▶ [Task brief]: Report every line of the records beneath this task that holds the string "false".

Top of Records for the exercise

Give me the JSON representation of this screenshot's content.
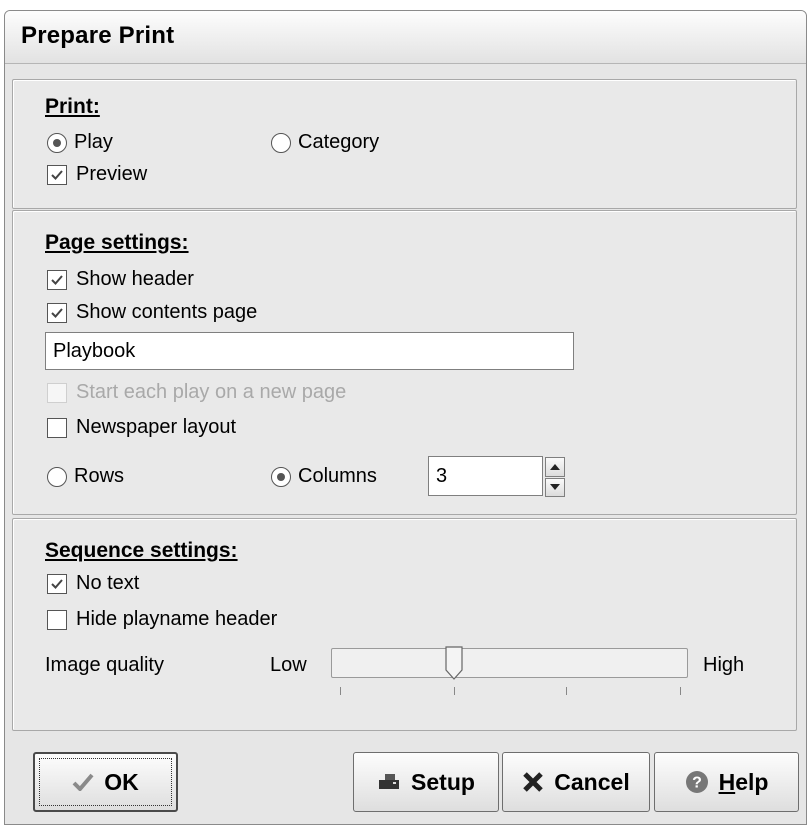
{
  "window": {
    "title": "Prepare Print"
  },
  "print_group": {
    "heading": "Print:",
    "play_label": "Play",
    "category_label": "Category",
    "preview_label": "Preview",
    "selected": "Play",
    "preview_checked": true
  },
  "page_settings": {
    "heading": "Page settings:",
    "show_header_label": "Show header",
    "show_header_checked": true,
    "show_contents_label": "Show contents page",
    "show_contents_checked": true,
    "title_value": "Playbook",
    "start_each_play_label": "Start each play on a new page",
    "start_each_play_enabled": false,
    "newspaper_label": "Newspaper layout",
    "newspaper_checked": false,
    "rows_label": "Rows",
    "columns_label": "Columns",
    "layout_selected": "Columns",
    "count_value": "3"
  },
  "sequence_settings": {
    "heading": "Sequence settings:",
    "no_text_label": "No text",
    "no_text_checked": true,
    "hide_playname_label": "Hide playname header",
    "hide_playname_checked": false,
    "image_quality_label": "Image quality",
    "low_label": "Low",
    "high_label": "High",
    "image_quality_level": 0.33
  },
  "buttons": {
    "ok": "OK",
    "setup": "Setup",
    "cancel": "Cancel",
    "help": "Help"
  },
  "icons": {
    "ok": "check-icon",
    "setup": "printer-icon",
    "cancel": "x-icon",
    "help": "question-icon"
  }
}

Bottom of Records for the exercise
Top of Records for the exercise

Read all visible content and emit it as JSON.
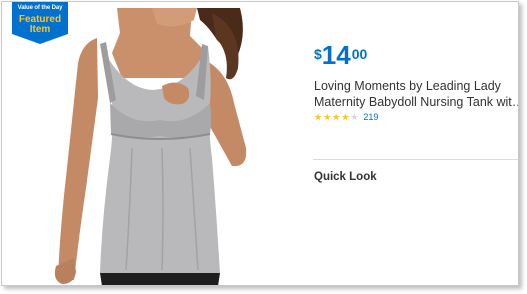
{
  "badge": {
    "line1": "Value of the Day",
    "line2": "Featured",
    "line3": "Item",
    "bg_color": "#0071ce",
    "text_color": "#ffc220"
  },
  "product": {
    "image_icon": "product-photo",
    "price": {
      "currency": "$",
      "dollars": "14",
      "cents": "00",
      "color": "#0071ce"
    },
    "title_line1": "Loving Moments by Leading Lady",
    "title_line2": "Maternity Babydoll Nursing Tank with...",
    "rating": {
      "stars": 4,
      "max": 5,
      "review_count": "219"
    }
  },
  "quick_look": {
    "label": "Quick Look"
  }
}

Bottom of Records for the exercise

▶ [Result]:
    "start_each_play_enabled": false,
    "newspaper_checked": false,
    "hide_playname_checked": false,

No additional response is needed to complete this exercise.